**What you should do**
Output each record below exactly, leaving any picture out of the copy.

**Given records**
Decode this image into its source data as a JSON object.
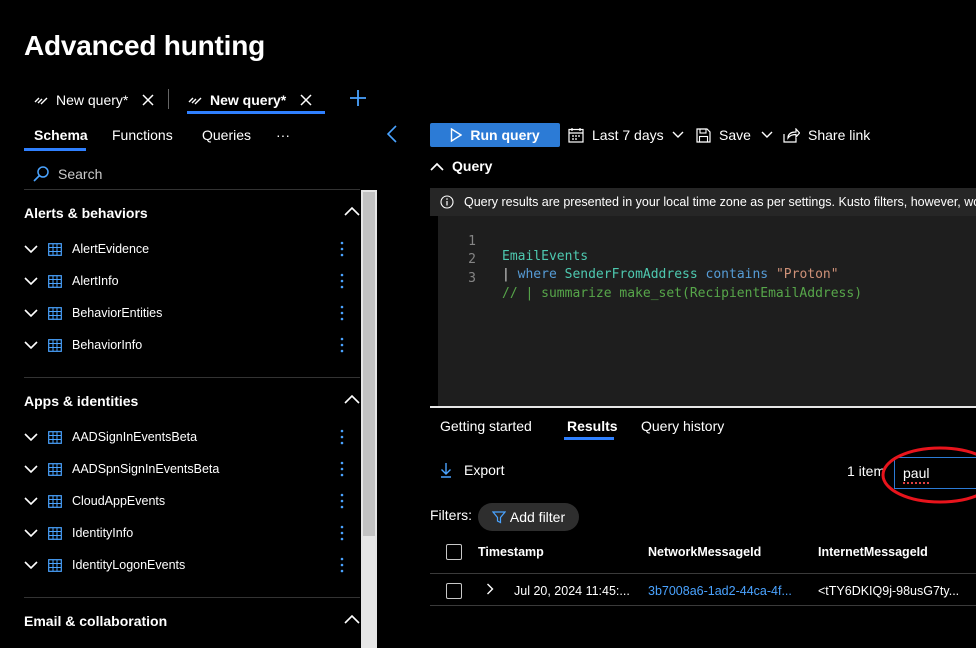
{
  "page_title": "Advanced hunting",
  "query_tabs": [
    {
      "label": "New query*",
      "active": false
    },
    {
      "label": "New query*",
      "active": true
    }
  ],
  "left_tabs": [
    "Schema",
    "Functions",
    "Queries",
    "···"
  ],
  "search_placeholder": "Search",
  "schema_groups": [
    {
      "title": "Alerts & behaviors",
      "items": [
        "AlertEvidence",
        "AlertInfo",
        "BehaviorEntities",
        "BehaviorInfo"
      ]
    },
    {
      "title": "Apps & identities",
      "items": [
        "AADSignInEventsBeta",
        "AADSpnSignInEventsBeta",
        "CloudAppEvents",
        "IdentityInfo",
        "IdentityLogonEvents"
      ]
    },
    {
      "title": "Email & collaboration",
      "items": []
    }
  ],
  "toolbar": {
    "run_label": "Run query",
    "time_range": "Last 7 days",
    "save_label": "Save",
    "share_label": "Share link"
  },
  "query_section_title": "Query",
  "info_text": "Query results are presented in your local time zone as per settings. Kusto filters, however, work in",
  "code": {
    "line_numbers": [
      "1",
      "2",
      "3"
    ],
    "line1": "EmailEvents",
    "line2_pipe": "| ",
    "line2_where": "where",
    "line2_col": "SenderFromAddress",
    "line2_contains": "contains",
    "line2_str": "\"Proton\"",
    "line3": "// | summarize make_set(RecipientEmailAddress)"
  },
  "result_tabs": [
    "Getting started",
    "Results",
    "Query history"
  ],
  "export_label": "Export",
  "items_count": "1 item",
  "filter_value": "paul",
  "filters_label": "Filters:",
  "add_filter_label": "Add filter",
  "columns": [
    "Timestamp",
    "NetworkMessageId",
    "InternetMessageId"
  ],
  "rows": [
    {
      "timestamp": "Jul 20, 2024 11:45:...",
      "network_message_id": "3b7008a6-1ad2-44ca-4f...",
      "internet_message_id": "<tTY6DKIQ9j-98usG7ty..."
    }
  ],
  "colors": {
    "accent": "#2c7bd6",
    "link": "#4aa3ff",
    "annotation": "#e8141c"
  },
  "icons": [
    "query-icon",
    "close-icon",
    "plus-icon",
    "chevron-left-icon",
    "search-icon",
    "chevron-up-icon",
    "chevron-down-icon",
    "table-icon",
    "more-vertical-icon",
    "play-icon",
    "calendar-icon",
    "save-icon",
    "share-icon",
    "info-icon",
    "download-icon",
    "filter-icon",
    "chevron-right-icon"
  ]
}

**Answer to this task**
Decode this image into its source data as a JSON object.
{
  "page_title": "Advanced hunting",
  "query_tabs": [
    {
      "label": "New query*",
      "active": false
    },
    {
      "label": "New query*",
      "active": true
    }
  ],
  "left_tabs": [
    "Schema",
    "Functions",
    "Queries",
    "···"
  ],
  "search_placeholder": "Search",
  "schema_groups": [
    {
      "title": "Alerts & behaviors",
      "items": [
        "AlertEvidence",
        "AlertInfo",
        "BehaviorEntities",
        "BehaviorInfo"
      ]
    },
    {
      "title": "Apps & identities",
      "items": [
        "AADSignInEventsBeta",
        "AADSpnSignInEventsBeta",
        "CloudAppEvents",
        "IdentityInfo",
        "IdentityLogonEvents"
      ]
    },
    {
      "title": "Email & collaboration",
      "items": []
    }
  ],
  "toolbar": {
    "run_label": "Run query",
    "time_range": "Last 7 days",
    "save_label": "Save",
    "share_label": "Share link"
  },
  "query_section_title": "Query",
  "info_text": "Query results are presented in your local time zone as per settings. Kusto filters, however, work in",
  "code": {
    "line_numbers": [
      "1",
      "2",
      "3"
    ],
    "line1": "EmailEvents",
    "line2_pipe": "| ",
    "line2_where": "where",
    "line2_col": "SenderFromAddress",
    "line2_contains": "contains",
    "line2_str": "\"Proton\"",
    "line3": "// | summarize make_set(RecipientEmailAddress)"
  },
  "result_tabs": [
    "Getting started",
    "Results",
    "Query history"
  ],
  "export_label": "Export",
  "items_count": "1 item",
  "filter_value": "paul",
  "filters_label": "Filters:",
  "add_filter_label": "Add filter",
  "columns": [
    "Timestamp",
    "NetworkMessageId",
    "InternetMessageId"
  ],
  "rows": [
    {
      "timestamp": "Jul 20, 2024 11:45:...",
      "network_message_id": "3b7008a6-1ad2-44ca-4f...",
      "internet_message_id": "<tTY6DKIQ9j-98usG7ty..."
    }
  ],
  "colors": {
    "accent": "#2c7bd6",
    "link": "#4aa3ff",
    "annotation": "#e8141c"
  },
  "icons": [
    "query-icon",
    "close-icon",
    "plus-icon",
    "chevron-left-icon",
    "search-icon",
    "chevron-up-icon",
    "chevron-down-icon",
    "table-icon",
    "more-vertical-icon",
    "play-icon",
    "calendar-icon",
    "save-icon",
    "share-icon",
    "info-icon",
    "download-icon",
    "filter-icon",
    "chevron-right-icon"
  ]
}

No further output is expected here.